  11. R. D. Machado, V. James, M. Southwood et al., “Investigation of second genetic hits at the BMPR2 locus as a modulator of disease progression in familial pulmonary arterial hypertension,” Circulation, vol. 111, no. 5, pp. 607–613, 2005. View at Publisher · View at Google Scholar · View at Scopus
  12. N. van Royen, M. Voskuil, I. Hoefer et al., “CD44 regulates arteriogenesis in mice and is differentially expressed in patients with poor and good collateralization,” Circulation, vol. 109, no. 13, pp. 1647–1652, 2004. View at Publisher · View at Google Scholar · View at Scopus
  13. T. T. Tuomisto, A. Korkeela, J. Rutanen et al., “Gene expression in macrophage-rich inflammatory cell infiltrates in human atherosclerotic lesions as studied by laser microdissection and DNA array: overexpression of HMG-CoA reductase, colony stimulating factor receptors, CD11A/CD18 integrins, and interleukin receptors,” Arteriosclerosis, Thrombosis, and Vascular Biology, vol. 23, no. 12, pp. 2235–2240, 2003. View at Publisher · View at Google Scholar · View at Scopus
  14. K. Stolle, B. Weitkamp, J. Rauterberg, S. Lorkowski, and P. Cullen, “Laser microdissection-based analysis of mRNA expression in human coronary arteries with intimal thickening,” Journal of Histochemistry and Cytochemistry, vol. 52, no. 11, pp. 1511–1518, 2004. View at Publisher · View at Google Scholar · View at Scopus

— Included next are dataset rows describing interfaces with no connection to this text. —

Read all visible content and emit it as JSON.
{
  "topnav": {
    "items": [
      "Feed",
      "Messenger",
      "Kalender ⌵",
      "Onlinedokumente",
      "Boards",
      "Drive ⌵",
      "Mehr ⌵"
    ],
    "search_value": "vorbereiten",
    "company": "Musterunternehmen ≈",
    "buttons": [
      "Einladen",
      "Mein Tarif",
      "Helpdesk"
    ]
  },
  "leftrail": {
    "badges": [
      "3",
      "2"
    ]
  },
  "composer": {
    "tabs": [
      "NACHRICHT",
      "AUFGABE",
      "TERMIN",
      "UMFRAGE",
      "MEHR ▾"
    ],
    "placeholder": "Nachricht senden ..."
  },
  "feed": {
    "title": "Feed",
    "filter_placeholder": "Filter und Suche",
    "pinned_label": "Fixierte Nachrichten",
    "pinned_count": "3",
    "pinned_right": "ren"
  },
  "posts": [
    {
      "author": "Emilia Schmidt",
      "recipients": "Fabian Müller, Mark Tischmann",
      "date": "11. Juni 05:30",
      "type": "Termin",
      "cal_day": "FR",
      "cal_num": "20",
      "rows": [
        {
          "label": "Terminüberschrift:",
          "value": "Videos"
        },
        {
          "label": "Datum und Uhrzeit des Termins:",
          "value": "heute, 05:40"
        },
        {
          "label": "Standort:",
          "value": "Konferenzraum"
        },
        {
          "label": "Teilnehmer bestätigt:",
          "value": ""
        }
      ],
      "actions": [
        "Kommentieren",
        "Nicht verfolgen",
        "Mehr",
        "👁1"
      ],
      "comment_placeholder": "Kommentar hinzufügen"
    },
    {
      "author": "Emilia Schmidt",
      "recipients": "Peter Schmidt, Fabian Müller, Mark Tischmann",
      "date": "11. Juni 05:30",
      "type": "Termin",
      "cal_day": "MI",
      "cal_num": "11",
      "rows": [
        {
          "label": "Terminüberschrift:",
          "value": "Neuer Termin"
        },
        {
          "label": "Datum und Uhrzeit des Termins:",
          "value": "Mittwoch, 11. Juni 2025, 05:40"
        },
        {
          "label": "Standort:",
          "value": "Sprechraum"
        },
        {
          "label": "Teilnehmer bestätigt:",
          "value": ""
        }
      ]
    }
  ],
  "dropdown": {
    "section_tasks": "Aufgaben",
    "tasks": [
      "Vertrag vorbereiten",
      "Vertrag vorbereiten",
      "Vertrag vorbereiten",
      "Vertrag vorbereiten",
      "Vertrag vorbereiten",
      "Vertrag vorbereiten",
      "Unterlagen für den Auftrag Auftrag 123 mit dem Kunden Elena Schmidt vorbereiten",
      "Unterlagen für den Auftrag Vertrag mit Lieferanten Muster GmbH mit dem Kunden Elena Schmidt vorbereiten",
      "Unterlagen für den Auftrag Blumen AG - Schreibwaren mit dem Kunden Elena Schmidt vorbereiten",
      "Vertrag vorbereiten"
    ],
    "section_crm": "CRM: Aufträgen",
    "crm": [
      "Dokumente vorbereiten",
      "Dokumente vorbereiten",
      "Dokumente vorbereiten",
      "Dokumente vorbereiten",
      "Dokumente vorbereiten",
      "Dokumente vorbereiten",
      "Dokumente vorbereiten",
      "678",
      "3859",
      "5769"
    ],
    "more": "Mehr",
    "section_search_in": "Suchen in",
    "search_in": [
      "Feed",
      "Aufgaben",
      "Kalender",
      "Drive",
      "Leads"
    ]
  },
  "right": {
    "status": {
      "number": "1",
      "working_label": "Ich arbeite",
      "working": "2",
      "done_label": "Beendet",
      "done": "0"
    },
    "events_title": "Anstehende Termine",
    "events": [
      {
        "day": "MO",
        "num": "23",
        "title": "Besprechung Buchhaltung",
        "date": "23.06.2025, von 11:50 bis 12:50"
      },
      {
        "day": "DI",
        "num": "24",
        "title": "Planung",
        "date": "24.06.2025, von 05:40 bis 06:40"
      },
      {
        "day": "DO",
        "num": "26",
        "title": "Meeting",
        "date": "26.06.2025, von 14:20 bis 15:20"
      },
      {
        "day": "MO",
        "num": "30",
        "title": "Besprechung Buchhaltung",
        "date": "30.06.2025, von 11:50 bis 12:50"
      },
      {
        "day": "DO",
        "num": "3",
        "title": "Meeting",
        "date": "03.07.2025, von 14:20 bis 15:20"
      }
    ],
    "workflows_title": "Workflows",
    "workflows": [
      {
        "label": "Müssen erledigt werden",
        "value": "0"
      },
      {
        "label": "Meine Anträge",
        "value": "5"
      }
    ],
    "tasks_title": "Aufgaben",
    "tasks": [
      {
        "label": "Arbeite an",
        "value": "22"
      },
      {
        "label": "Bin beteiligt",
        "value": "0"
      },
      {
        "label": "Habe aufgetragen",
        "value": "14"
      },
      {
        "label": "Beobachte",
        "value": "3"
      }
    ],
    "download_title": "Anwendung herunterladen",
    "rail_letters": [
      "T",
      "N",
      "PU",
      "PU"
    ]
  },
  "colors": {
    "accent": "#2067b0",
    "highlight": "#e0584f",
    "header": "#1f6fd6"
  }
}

  15. S. Moniotte, J. L. Vaerman, M. M. Kockx et al., “Real-time RT-PCR for the detection of beta-adrenoceptor messenger RNAs in small human endomyocardial biopsies,” Journal of Molecular and Cellular Cardiology, vol. 33, no. 12, pp. 2121–2133, 2001. View at Publisher · View at Google Scholar · View at Scopus
  16. R. T. Schermuly, S. S. Pullamsetti, G. Kwapiszewska et al., “Phosphodiesterase 1 upregulation in pulmonary arterial hypertension: target for reverse-remodeling therapy,” Circulation, vol. 115, no. 17, pp. 2331–2339, 2007. View at Publisher · View at Google Scholar · View at Scopus
  17. M. J. Soler, M. Ye, J. Wysocki, J. William, J. Lloveras, and D. Batlle, “Localization of ACE2 in the renal vasculature: amplification by angiotensin II type 1 receptor blockade using telmisartan,” The American Journal of Physiology, vol. 296, no. 2, pp. F398–F405, 2009. View at Publisher · View at Google Scholar · View at Scopus